- **WORK INSTRUCTIONS**
Write out again, exactly as they stand, the line that includes "Convert this screenshot" and all remaining lines of the entries.

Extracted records
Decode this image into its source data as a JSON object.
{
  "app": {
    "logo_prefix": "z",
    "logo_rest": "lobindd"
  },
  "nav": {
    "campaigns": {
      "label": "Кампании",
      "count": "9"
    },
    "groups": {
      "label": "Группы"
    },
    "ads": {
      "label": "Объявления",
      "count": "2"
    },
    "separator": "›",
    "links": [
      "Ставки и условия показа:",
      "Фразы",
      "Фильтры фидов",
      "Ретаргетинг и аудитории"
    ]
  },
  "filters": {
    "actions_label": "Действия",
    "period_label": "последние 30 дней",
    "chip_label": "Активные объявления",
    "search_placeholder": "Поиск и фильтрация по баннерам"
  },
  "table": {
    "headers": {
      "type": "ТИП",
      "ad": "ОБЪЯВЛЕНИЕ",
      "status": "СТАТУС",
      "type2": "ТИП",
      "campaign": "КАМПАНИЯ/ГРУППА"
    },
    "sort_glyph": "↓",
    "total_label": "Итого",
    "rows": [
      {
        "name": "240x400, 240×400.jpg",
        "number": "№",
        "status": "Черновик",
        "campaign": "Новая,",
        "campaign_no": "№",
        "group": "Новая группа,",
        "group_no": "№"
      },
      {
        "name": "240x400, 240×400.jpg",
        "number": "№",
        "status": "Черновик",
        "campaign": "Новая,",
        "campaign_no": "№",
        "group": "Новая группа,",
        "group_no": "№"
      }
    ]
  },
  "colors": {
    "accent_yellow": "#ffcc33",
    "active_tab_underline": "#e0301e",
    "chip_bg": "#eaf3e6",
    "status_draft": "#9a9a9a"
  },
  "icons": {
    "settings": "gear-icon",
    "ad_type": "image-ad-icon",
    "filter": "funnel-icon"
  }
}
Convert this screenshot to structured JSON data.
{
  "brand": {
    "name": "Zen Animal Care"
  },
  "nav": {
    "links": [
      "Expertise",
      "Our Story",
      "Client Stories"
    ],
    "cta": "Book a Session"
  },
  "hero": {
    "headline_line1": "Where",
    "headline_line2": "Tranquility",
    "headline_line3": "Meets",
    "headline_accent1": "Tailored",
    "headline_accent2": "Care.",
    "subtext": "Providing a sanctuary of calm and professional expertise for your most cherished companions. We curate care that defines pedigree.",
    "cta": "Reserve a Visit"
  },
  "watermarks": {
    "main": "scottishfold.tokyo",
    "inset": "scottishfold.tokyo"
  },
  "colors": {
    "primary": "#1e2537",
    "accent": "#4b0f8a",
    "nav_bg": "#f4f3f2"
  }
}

- **RESPONSE AREA**
Convert this screenshot to structured JSON data.
{
  "brand": {
    "name": "Zen Animal Care"
  },
  "nav": {
    "links": [
      "Expertise",
      "Our Story",
      "Client Stories"
    ],
    "cta": "Book a Session"
  },
  "hero": {
    "headline_line1": "Where",
    "headline_line2": "Tranquility",
    "headline_line3": "Meets",
    "headline_accent1": "Tailored",
    "headline_accent2": "Care.",
    "subtext": "Providing a sanctuary of calm and professional expertise for your most cherished companions. We curate care that defines pedigree.",
    "cta": "Reserve a Visit"
  },
  "watermarks": {
    "main": "scottishfold.tokyo",
    "inset": "scottishfold.tokyo"
  },
  "colors": {
    "primary": "#1e2537",
    "accent": "#4b0f8a",
    "nav_bg": "#f4f3f2"
  }
}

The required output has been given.